§ Description of the task
Locate each line with the string "Visualizza" in the listing below and copy it.

§ Record excerpts

****************

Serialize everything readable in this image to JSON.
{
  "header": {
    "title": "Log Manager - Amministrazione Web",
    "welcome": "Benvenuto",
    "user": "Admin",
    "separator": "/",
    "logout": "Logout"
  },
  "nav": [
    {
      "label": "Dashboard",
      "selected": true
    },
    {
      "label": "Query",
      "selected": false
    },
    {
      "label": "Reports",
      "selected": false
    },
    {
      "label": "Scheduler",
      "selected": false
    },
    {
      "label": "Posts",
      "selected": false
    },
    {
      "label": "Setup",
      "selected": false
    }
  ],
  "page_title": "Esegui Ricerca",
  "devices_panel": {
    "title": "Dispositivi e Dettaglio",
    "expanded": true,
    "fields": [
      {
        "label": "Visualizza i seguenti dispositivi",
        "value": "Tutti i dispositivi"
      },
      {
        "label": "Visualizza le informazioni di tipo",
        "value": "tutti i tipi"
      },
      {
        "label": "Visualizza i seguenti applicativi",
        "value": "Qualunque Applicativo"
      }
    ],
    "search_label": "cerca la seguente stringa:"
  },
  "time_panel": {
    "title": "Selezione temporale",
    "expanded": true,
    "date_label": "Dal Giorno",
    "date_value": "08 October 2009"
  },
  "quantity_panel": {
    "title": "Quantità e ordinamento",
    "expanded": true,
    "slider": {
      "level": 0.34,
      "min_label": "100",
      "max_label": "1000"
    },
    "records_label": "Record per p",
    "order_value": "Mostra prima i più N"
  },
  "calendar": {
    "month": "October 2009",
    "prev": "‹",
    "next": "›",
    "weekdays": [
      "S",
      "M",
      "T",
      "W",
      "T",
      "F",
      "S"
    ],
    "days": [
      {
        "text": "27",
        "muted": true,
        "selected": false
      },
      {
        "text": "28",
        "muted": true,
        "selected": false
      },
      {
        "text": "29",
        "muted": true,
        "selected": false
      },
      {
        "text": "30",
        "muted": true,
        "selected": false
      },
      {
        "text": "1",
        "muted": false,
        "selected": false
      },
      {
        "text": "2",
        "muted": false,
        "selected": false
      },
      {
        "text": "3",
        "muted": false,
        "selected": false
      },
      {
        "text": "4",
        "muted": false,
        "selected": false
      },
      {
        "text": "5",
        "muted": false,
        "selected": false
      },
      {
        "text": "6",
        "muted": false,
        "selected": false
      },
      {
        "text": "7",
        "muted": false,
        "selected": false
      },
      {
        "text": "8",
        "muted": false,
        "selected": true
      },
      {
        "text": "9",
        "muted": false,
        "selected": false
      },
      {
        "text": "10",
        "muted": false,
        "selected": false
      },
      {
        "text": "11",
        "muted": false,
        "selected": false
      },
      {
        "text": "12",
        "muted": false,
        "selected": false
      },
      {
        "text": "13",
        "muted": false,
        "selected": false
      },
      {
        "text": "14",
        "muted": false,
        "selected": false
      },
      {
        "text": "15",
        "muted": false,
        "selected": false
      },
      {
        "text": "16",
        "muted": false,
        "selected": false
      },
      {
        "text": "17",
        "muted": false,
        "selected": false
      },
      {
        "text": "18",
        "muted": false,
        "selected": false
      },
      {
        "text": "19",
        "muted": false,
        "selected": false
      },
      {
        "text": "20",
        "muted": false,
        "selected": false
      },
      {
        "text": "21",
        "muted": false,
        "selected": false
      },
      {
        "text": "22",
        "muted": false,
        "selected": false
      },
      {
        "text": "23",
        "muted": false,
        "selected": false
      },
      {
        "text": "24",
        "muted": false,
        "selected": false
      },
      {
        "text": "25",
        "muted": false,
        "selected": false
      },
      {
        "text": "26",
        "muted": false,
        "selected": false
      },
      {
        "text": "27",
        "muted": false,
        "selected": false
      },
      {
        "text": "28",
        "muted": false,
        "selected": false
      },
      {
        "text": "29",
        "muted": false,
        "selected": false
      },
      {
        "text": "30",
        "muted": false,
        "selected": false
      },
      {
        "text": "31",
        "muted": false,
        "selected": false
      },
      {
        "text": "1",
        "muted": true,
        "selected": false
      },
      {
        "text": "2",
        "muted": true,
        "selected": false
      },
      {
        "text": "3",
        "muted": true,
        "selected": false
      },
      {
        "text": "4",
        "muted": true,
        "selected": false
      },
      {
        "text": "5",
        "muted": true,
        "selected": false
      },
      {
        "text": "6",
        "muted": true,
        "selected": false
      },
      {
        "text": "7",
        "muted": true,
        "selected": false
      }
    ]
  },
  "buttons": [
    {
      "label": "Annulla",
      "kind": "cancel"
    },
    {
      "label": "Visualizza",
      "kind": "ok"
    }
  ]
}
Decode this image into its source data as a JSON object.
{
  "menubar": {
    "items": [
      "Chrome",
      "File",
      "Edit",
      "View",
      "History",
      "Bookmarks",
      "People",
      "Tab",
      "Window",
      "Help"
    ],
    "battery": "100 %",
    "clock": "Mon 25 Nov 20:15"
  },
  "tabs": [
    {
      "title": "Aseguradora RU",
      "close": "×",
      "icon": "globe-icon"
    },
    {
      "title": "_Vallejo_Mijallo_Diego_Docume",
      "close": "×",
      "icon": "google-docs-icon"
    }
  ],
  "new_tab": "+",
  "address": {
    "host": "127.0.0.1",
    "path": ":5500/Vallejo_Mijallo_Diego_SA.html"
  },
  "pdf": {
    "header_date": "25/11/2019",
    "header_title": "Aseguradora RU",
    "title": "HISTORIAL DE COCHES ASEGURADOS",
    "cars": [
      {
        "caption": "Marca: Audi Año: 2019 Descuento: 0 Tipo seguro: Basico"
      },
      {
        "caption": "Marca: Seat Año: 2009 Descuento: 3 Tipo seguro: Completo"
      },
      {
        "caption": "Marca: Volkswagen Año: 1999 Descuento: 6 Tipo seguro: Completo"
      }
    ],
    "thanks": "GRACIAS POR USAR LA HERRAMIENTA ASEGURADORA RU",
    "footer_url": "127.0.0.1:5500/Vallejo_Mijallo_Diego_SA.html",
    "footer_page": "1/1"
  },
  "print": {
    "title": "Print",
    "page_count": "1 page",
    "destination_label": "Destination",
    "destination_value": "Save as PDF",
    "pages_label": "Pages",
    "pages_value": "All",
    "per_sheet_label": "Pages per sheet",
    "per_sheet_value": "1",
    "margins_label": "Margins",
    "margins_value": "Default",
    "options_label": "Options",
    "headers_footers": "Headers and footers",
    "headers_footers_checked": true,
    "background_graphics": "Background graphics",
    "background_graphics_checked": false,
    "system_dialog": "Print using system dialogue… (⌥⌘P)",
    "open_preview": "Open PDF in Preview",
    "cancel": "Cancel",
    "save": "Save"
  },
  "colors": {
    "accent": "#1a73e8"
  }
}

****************

§ Output for this task
        "label": "Visualizza i seguenti dispositivi",
        "label": "Visualizza le informazioni di tipo",
        "label": "Visualizza i seguenti applicativi",
      "label": "Visualizza",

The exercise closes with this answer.